Of course aerodynamics features pretty low on the list of demands for most mountain bikers - but on comfort grounds alone, if your MTB sees a mix of action - bridlepaths, XC trails, towpaths, pub runs... - then Innerbarends maybe well worth a look.
Options are good
I've been testing the new Innerbarends 411 R Carbon, which weigh in at a paltry 39g the pair - but SQlab also offer their original Innerbarends 411, weighing 108g per pair, and costing a lot less at €39.95.
Beautifully made as the carbon edition is, the more inexpensive model may actually offer performance advantages to some riders. That's because the one drawback of the carbon model is that the sculpted, hollowed-out shape of the barends, while perfect for resting your hands on top of, isn't particularly comfortable to wrap your fingers around when hauling up a climb, say.
The original 411, by contrast, has a more filled out shape similar to standard hoods, and this I imagine would offer better purchase when you want to grab hold and put down some wattage.
That said, racers looking to shed every gram from their rig may well decide the carbon model is the one to go for.
If your future plans include off-road touring, XC marathons, an epic ultra endurance race, or simply long days on safari with your MTB, take a look at SQlab.
Their unusual looks might seem designed to troll MTB purists, but there's no denying the enhanced comfort and speed on offer from Innerbarends.
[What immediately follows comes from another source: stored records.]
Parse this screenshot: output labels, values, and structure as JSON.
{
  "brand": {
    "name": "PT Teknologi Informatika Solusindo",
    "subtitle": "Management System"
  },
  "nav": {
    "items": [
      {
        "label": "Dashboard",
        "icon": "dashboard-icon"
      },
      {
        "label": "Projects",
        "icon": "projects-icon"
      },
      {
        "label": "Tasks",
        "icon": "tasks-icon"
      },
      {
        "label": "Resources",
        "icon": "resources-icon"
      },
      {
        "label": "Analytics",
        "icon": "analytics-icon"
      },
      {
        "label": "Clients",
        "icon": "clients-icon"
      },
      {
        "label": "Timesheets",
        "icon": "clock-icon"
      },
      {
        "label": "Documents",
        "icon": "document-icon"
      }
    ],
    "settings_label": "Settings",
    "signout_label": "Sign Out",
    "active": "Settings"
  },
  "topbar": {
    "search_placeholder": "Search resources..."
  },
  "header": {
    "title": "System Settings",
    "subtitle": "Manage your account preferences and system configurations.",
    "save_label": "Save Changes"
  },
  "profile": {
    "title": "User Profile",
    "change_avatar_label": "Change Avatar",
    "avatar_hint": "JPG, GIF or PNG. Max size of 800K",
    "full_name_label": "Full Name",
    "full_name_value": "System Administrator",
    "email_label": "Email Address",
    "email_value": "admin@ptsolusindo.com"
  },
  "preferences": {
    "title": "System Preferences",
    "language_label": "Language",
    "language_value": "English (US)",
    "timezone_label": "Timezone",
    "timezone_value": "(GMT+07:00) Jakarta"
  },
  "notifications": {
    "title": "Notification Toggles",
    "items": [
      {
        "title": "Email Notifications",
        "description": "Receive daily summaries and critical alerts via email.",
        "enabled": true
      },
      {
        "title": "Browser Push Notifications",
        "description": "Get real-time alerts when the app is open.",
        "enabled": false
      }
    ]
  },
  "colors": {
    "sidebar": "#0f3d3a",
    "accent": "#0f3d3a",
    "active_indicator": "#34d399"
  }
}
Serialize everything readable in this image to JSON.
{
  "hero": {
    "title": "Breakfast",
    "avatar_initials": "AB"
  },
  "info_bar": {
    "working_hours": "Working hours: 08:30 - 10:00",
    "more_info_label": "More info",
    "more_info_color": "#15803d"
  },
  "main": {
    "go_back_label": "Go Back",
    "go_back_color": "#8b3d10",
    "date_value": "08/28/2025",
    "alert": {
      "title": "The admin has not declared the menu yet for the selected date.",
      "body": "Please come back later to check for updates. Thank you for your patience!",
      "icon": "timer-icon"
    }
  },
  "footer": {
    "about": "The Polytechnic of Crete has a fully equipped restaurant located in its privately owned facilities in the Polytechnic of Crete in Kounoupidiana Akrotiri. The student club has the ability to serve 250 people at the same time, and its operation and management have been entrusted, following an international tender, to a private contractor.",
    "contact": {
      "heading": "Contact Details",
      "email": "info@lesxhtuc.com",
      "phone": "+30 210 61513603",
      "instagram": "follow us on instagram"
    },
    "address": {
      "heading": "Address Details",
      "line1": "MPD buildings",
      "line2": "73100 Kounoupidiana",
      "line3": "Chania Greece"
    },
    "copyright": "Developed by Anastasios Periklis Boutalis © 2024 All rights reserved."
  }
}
Plus they're cute little horns, just like on a baby giraffe - and what's not to like about that?